21 Writing Prompts You Never Knew You Needed

Some writers really like the exercise of using writing prompts. A writing prompt is a word or phrase that prompts you to write something. It's...I mean, it's just what it sounds like. So if your writing prompt is "macaroni castle," you'd probably write a short story or a chapter or a scene about a castle made of macaroni. Or maybe you'd write about macaroni noodles shaped like castles. Or maybe you'd say, "Wow, that's a really stupid writing prompt, I'm going to ignore it completely and write about a train conductor instead." And that's just fine. It's your writing prompt. It's your journey.

Now, not all writers like to use writing prompts. I, for one, do not. I like to write what I'm writing, and prompts almost never align with the story I'm working on. When I was writing Apocalypticon, for example, I didn't see one single writing prompt about zombies or Amtrak or killer buffalo. Following a prompt would have gotten me off track.

But I really enjoy writing writing prompts. So here are some really first-rate writing prompts for all of you writers out there who could really benefit from one or two (or 21. There are 21 of them). I bet you never knew you needed them before.

  • Dinosaur parade
  • Radish villain
  • Chicken muffin
  • A horrible blender accident
  • A horrible blender accident involving tentacles
  • The world's unhealthiest ninja
  • Superpowered chewing gum
  • Randall the Ornery Prospector
  • Pants that are made of the sun
  • Bubble gum-flavored bleach
  • The day the shoes got their revenge
  • Schnauzer ghosts
  • A virus that turns everyone into narwhals
  • Zombie clock
  • Mud baby
  • Antlers for legs
  • Another dimension where all the animals are British film critics
  • Bedpan symbolism
  • An emergency exit, but for entering
  • Psychopathic toenails
  • A house completely powered by clouds

I think that'll do for now. What do you think? Are you overwhelmed with inspiration?

If you end up writing anything--and I mean anything--based on one of these prompts, I'd love to read it! Comment with it, send me a link, email me the whole blessed thing, whatever. 

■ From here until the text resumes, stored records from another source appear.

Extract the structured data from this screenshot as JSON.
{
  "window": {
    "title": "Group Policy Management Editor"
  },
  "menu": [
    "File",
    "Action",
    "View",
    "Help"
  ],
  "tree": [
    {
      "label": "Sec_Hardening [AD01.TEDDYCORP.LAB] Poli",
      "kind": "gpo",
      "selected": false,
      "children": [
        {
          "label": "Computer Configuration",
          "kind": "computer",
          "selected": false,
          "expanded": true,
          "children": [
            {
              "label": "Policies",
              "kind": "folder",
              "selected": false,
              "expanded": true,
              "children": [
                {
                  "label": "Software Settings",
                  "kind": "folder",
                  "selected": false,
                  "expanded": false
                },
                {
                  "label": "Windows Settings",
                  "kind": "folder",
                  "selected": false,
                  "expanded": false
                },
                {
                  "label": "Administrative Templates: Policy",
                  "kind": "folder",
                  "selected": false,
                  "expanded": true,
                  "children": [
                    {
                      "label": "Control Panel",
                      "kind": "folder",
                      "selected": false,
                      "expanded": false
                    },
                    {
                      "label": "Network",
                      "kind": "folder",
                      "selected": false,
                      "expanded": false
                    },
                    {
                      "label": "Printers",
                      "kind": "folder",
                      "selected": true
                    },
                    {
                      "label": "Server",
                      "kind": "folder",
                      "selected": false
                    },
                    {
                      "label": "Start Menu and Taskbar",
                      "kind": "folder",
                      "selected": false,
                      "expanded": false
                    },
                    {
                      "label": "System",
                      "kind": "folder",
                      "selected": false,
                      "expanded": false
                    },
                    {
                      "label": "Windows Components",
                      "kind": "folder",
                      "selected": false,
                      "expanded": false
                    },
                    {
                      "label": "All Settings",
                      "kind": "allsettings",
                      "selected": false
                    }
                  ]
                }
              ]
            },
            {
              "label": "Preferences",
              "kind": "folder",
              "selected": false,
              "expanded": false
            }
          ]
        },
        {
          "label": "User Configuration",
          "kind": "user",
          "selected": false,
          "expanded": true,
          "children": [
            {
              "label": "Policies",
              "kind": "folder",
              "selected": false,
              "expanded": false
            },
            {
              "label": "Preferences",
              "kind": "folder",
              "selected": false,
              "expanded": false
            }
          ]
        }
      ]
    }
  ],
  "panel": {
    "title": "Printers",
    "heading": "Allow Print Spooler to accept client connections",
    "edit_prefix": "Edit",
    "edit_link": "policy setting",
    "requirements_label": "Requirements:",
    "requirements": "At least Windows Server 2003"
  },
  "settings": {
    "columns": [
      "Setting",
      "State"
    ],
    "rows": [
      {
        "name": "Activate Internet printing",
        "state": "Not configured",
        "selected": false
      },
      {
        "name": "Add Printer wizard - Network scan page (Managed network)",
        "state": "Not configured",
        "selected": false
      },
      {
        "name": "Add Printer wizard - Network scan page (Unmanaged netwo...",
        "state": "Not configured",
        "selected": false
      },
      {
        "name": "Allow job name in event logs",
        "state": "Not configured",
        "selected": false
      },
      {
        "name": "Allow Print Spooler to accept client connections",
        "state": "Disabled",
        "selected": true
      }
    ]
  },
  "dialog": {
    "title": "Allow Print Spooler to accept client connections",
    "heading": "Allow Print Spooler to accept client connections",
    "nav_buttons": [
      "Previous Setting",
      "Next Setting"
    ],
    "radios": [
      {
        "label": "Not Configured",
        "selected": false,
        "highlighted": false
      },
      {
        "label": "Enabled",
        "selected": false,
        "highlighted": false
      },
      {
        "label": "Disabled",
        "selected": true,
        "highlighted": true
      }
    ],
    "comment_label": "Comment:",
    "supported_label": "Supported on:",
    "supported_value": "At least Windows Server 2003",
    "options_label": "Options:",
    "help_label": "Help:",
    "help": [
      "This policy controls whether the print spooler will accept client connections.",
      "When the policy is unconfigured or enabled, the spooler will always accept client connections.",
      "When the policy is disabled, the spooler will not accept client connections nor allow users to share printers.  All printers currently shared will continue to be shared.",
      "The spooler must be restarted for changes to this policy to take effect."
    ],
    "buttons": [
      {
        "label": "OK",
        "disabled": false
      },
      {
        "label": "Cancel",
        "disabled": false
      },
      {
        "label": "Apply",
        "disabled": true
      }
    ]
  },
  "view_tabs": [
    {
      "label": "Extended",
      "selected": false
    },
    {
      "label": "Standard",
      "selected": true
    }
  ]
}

And for the first person to use all 21 prompts in one story in a way that makes sense? I'll give you free digital versions of all books I publish for life from here on out.

Clayton SmithComment